[Task item] Every line of the records below should be restated exactly.

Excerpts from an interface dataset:

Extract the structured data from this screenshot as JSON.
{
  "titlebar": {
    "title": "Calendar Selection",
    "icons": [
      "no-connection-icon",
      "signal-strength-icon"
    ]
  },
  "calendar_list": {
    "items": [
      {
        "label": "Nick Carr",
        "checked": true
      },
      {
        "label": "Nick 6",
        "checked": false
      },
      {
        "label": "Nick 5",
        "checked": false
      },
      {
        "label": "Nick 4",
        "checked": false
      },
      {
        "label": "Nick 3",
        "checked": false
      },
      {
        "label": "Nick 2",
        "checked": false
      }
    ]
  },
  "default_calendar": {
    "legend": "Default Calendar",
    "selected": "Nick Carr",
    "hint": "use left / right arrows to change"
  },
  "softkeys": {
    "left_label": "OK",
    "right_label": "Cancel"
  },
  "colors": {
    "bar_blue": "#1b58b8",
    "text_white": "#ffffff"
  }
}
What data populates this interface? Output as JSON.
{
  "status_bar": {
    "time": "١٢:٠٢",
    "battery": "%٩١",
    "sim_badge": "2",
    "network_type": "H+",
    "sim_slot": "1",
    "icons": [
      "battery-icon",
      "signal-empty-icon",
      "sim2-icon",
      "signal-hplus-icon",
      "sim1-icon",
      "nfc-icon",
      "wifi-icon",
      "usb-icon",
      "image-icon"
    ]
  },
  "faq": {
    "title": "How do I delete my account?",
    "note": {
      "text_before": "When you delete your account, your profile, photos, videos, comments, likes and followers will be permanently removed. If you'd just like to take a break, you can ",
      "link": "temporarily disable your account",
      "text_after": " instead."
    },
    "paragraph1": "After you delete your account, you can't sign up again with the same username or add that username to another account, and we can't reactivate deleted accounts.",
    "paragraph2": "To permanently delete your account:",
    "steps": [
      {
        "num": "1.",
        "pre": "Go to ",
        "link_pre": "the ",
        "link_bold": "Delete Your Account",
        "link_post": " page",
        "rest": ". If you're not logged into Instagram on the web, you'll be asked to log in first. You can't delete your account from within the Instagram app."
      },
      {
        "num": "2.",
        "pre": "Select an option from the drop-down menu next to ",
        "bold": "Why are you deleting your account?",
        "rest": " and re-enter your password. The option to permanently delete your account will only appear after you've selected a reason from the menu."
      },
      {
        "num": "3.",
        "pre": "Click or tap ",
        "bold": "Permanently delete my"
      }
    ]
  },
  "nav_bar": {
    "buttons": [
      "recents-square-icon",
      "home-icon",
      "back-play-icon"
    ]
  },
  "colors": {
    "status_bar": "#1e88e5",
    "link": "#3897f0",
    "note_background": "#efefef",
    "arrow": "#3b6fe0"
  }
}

[Exercise solution]
Extract the structured data from this screenshot as JSON.
{
  "titlebar": {
    "title": "Calendar Selection",
    "icons": [
      "no-connection-icon",
      "signal-strength-icon"
    ]
  },
  "calendar_list": {
    "items": [
      {
        "label": "Nick Carr",
        "checked": true
      },
      {
        "label": "Nick 6",
        "checked": false
      },
      {
        "label": "Nick 5",
        "checked": false
      },
      {
        "label": "Nick 4",
        "checked": false
      },
      {
        "label": "Nick 3",
        "checked": false
      },
      {
        "label": "Nick 2",
        "checked": false
      }
    ]
  },
  "default_calendar": {
    "legend": "Default Calendar",
    "selected": "Nick Carr",
    "hint": "use left / right arrows to change"
  },
  "softkeys": {
    "left_label": "OK",
    "right_label": "Cancel"
  },
  "colors": {
    "bar_blue": "#1b58b8",
    "text_white": "#ffffff"
  }
}
What data populates this interface? Output as JSON.
{
  "status_bar": {
    "time": "١٢:٠٢",
    "battery": "%٩١",
    "sim_badge": "2",
    "network_type": "H+",
    "sim_slot": "1",
    "icons": [
      "battery-icon",
      "signal-empty-icon",
      "sim2-icon",
      "signal-hplus-icon",
      "sim1-icon",
      "nfc-icon",
      "wifi-icon",
      "usb-icon",
      "image-icon"
    ]
  },
  "faq": {
    "title": "How do I delete my account?",
    "note": {
      "text_before": "When you delete your account, your profile, photos, videos, comments, likes and followers will be permanently removed. If you'd just like to take a break, you can ",
      "link": "temporarily disable your account",
      "text_after": " instead."
    },
    "paragraph1": "After you delete your account, you can't sign up again with the same username or add that username to another account, and we can't reactivate deleted accounts.",
    "paragraph2": "To permanently delete your account:",
    "steps": [
      {
        "num": "1.",
        "pre": "Go to ",
        "link_pre": "the ",
        "link_bold": "Delete Your Account",
        "link_post": " page",
        "rest": ". If you're not logged into Instagram on the web, you'll be asked to log in first. You can't delete your account from within the Instagram app."
      },
      {
        "num": "2.",
        "pre": "Select an option from the drop-down menu next to ",
        "bold": "Why are you deleting your account?",
        "rest": " and re-enter your password. The option to permanently delete your account will only appear after you've selected a reason from the menu."
      },
      {
        "num": "3.",
        "pre": "Click or tap ",
        "bold": "Permanently delete my"
      }
    ]
  },
  "nav_bar": {
    "buttons": [
      "recents-square-icon",
      "home-icon",
      "back-play-icon"
    ]
  },
  "colors": {
    "status_bar": "#1e88e5",
    "link": "#3897f0",
    "note_background": "#efefef",
    "arrow": "#3b6fe0"
  }
}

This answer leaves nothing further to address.